It's just part of the adaptation. It's not only the travel, it's the weather. They're not used to playing in the heat of the summer. So even when I talked to Matteo Ferrari about what his experiences have been, he said, "Yeah, I knew the travel, and I underestimated it a little bit. But the weather and the elevation and the heat have hit me in different ways than I expected."

I think Matteo has been pretty good for us this year, and most of our hard travel is out of the way. So I expect that how Marco deals with it in different moments, and now how Alessandro fits in, it will all be fairly seamless and smooth.

Has Nesta traveled with the team to Philadelphia?

No, Alessandro is not here.

When do you think he will make his debut?

We play New England on Wednesday, then we play in Houston [next] Saturday, then we play Lyon on the following Tuesday, then we play New York at home on the following Saturday. He has already told me that he has looked at the New York game and he has got that on his schedule, because there have been some things that happened with New York.

It's possible that he travels with us to Houston.

And you know what's funny? When you talk to him, here's a guy with such an accomplished career, and in every conversation we have, he must say this phrase five times: "I came here to win." So we'll talk about things, and at the end we'll go, "I came here to win."

You see why, when you're around different guys - whether it's [Hristo] Stoichkov or Claudio Suárez or Peter Nowak, the guys I've been around over the years - there's a reason why they're successful. They won't allow themselves to fail, and they only care about winning. And you see that with Alessandro. It's going to be great.

Have you talked to Peter Nowak at all since his dismissal from the Union?


Has he said anything that can be passed along?

As expected, he's not very happy. We're friends, and I just tried to support him and let him know that I'm there for him.

Is he still in the United States or has he gone back to Poland?

He's in Florida [where he has a home].

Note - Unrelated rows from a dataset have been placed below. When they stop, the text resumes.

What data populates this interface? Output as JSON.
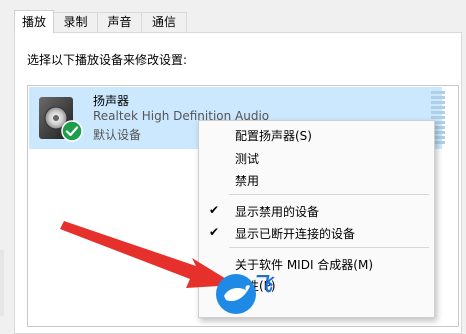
{
  "tabs": [
    {
      "label": "播放",
      "active": true
    },
    {
      "label": "录制",
      "active": false
    },
    {
      "label": "声音",
      "active": false
    },
    {
      "label": "通信",
      "active": false
    }
  ],
  "instruction": "选择以下播放设备来修改设置:",
  "device": {
    "name": "扬声器",
    "description": "Realtek High Definition Audio",
    "status": "默认设备",
    "icon": "speaker-icon",
    "status_icon": "check-badge-icon"
  },
  "context_menu": {
    "items": [
      {
        "label": "配置扬声器(S)",
        "checked": false
      },
      {
        "label": "测试",
        "checked": false
      },
      {
        "label": "禁用",
        "checked": false
      },
      {
        "label": "显示禁用的设备",
        "checked": true
      },
      {
        "label": "显示已断开连接的设备",
        "checked": true
      },
      {
        "label": "关于软件 MIDI 合成器(M)",
        "checked": false
      },
      {
        "label": "属性(P)",
        "checked": false
      }
    ],
    "check_glyph": "✔"
  },
  "colors": {
    "selection": "#cce8ff",
    "arrow": "#e5302c",
    "badge": "#1e9e4a",
    "watermark": "#1e6fd6"
  },
  "watermark": {
    "icon": "bird-logo-icon",
    "text": "飞"
  }
}
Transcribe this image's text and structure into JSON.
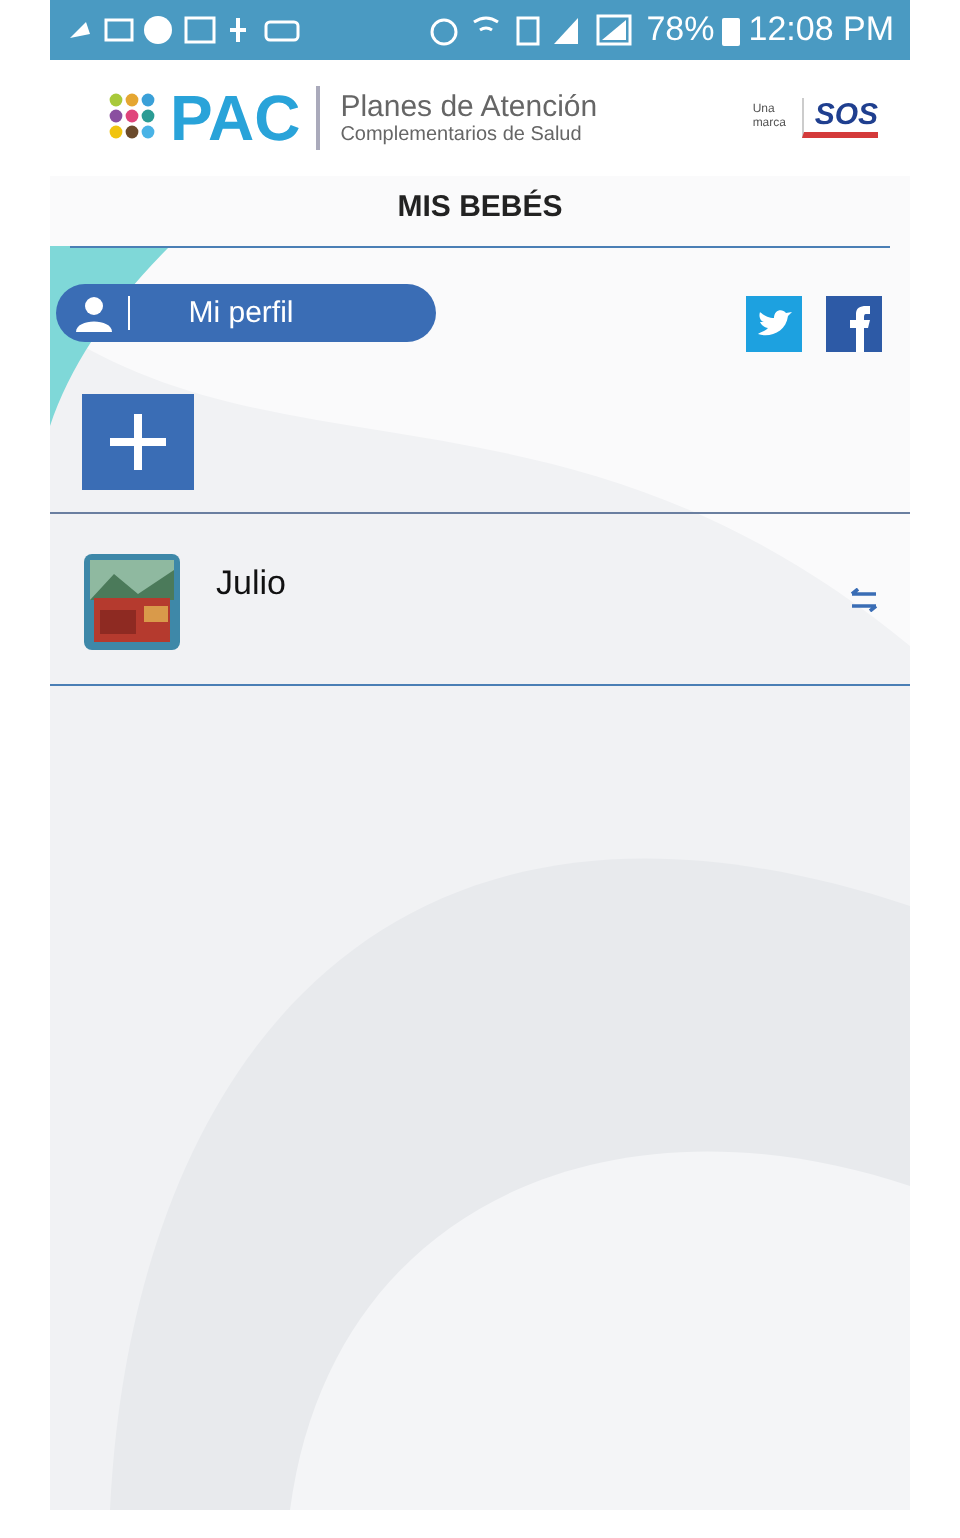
{
  "status_bar": {
    "battery": "78%",
    "time": "12:08 PM"
  },
  "header": {
    "brand": "PAC",
    "tagline": [
      "Planes de Atención",
      "Complementarios de Salud"
    ],
    "partner_prefix": "Una marca",
    "partner": "SOS"
  },
  "title": "MIS BEBÉS",
  "profile_button": {
    "label": "Mi perfil"
  },
  "babies": [
    {
      "name": "Julio",
      "kind": "picture"
    }
  ]
}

It quickly became clear that was all I was going to get about Nowak. I know it's not much, but I find it interesting that he's still in the U.S. I can't help thinking that he will resurface sooner or later.